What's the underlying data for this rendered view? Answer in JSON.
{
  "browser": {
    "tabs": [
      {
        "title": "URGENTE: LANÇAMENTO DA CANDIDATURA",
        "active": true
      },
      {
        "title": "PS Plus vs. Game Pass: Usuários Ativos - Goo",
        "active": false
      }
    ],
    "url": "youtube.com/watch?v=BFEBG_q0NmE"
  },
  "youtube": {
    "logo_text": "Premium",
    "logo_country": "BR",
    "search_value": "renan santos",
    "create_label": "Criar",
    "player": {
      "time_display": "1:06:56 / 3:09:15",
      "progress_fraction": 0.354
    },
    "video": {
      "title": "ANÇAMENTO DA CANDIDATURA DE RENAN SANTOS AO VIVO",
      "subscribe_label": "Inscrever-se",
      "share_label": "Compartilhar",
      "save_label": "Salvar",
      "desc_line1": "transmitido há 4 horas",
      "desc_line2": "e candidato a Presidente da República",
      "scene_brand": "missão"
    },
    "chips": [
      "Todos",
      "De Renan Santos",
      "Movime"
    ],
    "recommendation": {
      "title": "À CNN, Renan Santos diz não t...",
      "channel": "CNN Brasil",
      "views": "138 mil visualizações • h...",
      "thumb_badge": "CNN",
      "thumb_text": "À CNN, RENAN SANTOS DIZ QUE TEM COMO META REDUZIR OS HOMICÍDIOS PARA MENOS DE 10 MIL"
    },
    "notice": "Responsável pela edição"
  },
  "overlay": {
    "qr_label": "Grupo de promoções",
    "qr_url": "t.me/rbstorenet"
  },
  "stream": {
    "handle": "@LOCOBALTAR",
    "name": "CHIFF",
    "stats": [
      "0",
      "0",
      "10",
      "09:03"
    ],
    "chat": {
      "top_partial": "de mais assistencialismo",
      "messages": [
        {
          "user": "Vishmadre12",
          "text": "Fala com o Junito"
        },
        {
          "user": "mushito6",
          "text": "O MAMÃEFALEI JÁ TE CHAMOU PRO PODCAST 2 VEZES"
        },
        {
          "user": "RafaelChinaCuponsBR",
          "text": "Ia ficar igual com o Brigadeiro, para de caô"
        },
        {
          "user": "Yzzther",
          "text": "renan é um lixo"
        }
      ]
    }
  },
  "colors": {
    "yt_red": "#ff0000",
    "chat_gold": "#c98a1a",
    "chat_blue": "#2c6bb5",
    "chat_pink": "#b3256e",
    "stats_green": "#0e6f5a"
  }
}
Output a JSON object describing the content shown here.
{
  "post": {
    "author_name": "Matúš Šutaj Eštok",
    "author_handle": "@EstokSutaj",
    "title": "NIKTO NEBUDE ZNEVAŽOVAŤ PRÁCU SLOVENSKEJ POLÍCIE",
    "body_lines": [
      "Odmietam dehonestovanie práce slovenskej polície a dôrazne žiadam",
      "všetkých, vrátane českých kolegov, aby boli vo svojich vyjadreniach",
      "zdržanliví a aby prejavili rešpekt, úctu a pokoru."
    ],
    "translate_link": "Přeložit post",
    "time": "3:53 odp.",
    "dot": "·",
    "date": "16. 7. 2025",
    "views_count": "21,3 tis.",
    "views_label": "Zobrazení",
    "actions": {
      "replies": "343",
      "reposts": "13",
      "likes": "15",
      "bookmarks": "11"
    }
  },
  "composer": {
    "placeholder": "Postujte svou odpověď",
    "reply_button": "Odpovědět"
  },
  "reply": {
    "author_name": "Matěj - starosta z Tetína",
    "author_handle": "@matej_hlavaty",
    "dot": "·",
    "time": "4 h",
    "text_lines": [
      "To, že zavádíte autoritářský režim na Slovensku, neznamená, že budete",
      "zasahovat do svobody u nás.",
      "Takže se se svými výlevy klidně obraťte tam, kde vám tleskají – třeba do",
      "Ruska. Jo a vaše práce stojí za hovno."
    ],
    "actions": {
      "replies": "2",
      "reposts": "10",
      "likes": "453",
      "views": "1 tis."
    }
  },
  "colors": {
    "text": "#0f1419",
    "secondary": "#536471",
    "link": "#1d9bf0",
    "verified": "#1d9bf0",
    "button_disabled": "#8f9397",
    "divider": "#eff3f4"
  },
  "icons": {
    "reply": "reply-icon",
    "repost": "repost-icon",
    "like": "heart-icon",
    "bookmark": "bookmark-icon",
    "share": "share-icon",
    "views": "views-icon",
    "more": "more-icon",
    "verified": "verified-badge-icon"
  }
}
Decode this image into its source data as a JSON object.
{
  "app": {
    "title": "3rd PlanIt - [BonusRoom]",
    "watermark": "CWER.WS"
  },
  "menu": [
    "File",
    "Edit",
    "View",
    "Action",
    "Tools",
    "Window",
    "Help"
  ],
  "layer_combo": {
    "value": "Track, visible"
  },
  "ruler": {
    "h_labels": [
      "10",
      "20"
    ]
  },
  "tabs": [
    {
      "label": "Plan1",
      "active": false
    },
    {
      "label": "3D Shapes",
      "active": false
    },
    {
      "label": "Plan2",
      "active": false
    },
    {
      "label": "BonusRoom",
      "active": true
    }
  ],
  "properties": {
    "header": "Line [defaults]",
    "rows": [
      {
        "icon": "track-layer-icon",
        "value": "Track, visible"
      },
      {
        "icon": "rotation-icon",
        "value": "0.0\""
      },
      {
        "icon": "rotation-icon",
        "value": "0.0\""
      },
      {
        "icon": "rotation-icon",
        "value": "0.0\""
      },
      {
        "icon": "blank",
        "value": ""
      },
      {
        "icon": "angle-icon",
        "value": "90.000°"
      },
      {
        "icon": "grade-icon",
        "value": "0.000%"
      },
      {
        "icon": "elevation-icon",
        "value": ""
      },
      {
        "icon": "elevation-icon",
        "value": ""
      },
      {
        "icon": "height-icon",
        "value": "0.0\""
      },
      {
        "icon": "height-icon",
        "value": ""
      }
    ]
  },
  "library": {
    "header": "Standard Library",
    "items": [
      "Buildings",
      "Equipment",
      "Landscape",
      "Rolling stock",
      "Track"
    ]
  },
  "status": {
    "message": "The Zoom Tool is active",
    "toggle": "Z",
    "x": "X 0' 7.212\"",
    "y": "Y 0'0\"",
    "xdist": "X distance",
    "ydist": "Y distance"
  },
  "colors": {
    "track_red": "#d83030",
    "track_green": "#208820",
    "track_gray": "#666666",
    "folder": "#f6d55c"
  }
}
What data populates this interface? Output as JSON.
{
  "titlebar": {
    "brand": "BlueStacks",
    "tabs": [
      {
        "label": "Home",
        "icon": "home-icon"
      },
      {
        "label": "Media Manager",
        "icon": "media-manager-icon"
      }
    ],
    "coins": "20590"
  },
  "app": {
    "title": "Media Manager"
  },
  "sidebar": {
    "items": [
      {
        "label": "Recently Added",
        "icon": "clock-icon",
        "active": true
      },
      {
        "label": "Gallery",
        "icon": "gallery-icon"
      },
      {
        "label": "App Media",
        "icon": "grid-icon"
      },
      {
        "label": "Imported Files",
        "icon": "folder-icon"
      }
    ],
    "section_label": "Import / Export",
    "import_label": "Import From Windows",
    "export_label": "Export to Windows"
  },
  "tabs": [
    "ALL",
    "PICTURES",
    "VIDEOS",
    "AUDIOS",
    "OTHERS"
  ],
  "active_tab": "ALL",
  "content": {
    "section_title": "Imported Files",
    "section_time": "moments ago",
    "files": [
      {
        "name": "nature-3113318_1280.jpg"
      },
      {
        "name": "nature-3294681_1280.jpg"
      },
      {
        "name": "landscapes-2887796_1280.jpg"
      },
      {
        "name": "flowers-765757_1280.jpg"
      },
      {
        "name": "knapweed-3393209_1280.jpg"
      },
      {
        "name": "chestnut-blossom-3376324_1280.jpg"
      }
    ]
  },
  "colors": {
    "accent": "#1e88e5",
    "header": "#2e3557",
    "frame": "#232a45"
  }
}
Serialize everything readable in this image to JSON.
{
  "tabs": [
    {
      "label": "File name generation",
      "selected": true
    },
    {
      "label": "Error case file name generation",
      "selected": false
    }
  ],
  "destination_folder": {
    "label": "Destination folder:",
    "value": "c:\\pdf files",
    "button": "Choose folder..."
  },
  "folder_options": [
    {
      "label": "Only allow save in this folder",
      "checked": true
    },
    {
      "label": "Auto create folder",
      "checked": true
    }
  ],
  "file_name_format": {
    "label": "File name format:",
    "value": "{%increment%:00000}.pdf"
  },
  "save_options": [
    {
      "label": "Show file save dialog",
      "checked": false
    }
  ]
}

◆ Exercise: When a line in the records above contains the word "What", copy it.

◆ Solution:
What's the underlying data for this rendered view? Answer in JSON.
What data populates this interface? Output as JSON.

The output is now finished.